If you are cooking with wine, the rule is, make it, at the very least, one you would happily sip. The same is true for coffee, and when coffee is the star ingredient I like it to have a bit of personality.Heathen that I am, I don’t have a proper grinder so I used my blender – not processor – to crush the single origin specialty roasted coffee beans sent to me by Hancock & Abberton. I used a caffetiere/French press to brew the resultant medium ‘grind’ (you may remember, I blew up my coffee machine...)
This Mexican coffee from Finca Muxbal, which stands on the slopes of the active Tacana volcano on the border with Guatemala, is billed as having “flavours of peaches, cream and sweet honey complemented by an exceptionally clean finish”. There was a fruitiness that may or may not have been peaches and I couldn’t detect the cream but there was rich sweetness to it. It was very smooth and the advertised ‘clean finish’ was there - perfect to round off a meal.I'd originally planned to flavour the granita with Baileys.
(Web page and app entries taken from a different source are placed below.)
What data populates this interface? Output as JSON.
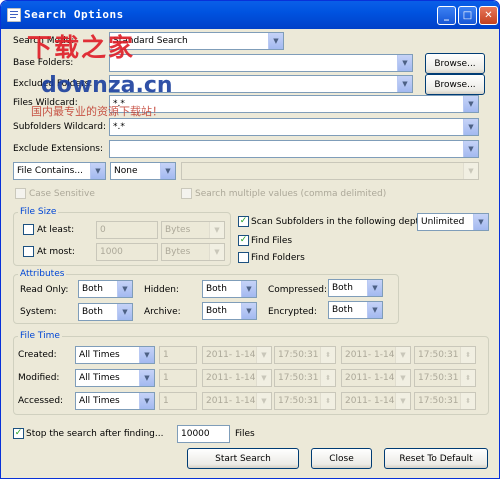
{
  "window": {
    "title": "Search Options",
    "buttons": [
      "_",
      "□",
      "✕"
    ]
  },
  "watermark": {
    "logo": "下载之家",
    "url": "downza.cn",
    "slogan": "国内最专业的资源下载站！"
  },
  "main": {
    "search_mode_label": "Search Mode:",
    "search_mode_value": "Standard Search",
    "base_folders_label": "Base Folders:",
    "base_folders_value": "",
    "browse1": "Browse...",
    "excluded_folders_label": "Excluded Folders:",
    "excluded_folders_value": "",
    "browse2": "Browse...",
    "files_wildcard_label": "Files Wildcard:",
    "files_wildcard_value": "*.*",
    "subfolders_wildcard_label": "Subfolders Wildcard:",
    "subfolders_wildcard_value": "*.*",
    "exclude_extensions_label": "Exclude Extensions:",
    "exclude_extensions_value": ""
  },
  "contains": {
    "mode": "File Contains...",
    "type": "None",
    "text": "",
    "case_sensitive": "Case Sensitive",
    "multiple_values": "Search multiple values (comma delimited)"
  },
  "file_size": {
    "title": "File Size",
    "at_least_label": "At least:",
    "at_least_value": "0",
    "at_least_unit": "Bytes",
    "at_most_label": "At most:",
    "at_most_value": "1000",
    "at_most_unit": "Bytes"
  },
  "scan": {
    "label": "Scan Subfolders in the following depth:",
    "depth": "Unlimited",
    "checked": true,
    "find_files_label": "Find Files",
    "find_files_checked": true,
    "find_folders_label": "Find Folders",
    "find_folders_checked": false
  },
  "attributes": {
    "title": "Attributes",
    "read_only_label": "Read Only:",
    "read_only_value": "Both",
    "hidden_label": "Hidden:",
    "hidden_value": "Both",
    "compressed_label": "Compressed:",
    "compressed_value": "Both",
    "system_label": "System:",
    "system_value": "Both",
    "archive_label": "Archive:",
    "archive_value": "Both",
    "encrypted_label": "Encrypted:",
    "encrypted_value": "Both"
  },
  "file_time": {
    "title": "File Time",
    "rows": [
      {
        "label": "Created:",
        "mode": "All Times",
        "num": "1",
        "date1": "2011- 1-14",
        "time1": "17:50:31",
        "date2": "2011- 1-14",
        "time2": "17:50:31"
      },
      {
        "label": "Modified:",
        "mode": "All Times",
        "num": "1",
        "date1": "2011- 1-14",
        "time1": "17:50:31",
        "date2": "2011- 1-14",
        "time2": "17:50:31"
      },
      {
        "label": "Accessed:",
        "mode": "All Times",
        "num": "1",
        "date1": "2011- 1-14",
        "time1": "17:50:31",
        "date2": "2011- 1-14",
        "time2": "17:50:31"
      }
    ]
  },
  "stop": {
    "label": "Stop the search after finding...",
    "checked": true,
    "count": "10000",
    "unit": "Files"
  },
  "footer": {
    "start": "Start Search",
    "close": "Close",
    "reset": "Reset To Default"
  },
  "colors": {
    "titlebar": "#0053e0",
    "group_title": "#0046d5",
    "dialog_bg": "#ece9d8",
    "watermark_red": "#e0202a",
    "watermark_blue": "#1a3f9e"
  }
}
However, having tasted the coffee, I ditched the booze. There is enough going on in this cup o’ Joe to let it stand on its own two feet! It is best to end a lunch rather than a dinner with this dessert - unless you want your guests wide awake for the night.
For the lightest, simplest dessert imaginable, you will need...
500mls strong coffee, freshly brewed (I used double-strength)
90g runny honey (I used a light floral honey)
To serve (optional)
Finely chopped toasted walnuts or finely shredded lemon zest
Add the honey to the hot coffee and stir until dissolved. Pour into a shallow freezer-proof container with a lid. Leave to cool to room temperature. Cover and chill before transferring to the freezer. Set a timer for an hour then remove from the freezer and beat the mixture with a whisk or fork to break up the crystals that are starting to form. Replace in the freezer. Reset the timer and repeat the beating process. Repeat every hour until you have a coffee snow (it took me 5 hours but the actual work only takes a few minutes). Leave the lid off the container for another hour after the final whisking to let any excess liquid evaporate. That’s it! Granita done! Covered, it stores well in the freezer.
|The 'puddle' stage... (I've got chills...)|
|The 'slush' stage... (They're multiplying...)|
|The 'perfect for skiing on' stage, and ready to eat (You're the one that I want!)|
To serve, fluff up the granita with a fork and scoop a portion about the size of an espresso into a pretty glass or cup. At this point it is a stunning, no fat dessert.
Throw caution to the wind and top with a little cream, and some chopped toasted walnuts or shredded lemon zest (delicious with this coffee snow), or both. You could add a little liqueur to the cream if you fancied it – Baileys, Tia Maria or Kahlua all work.
|(Ooh, ooh, ooh, honey!)|
Disclosure: These are my personal views. I have not received any compensation from, nor have I any material connection with, the brands, products, or services I have mentioned.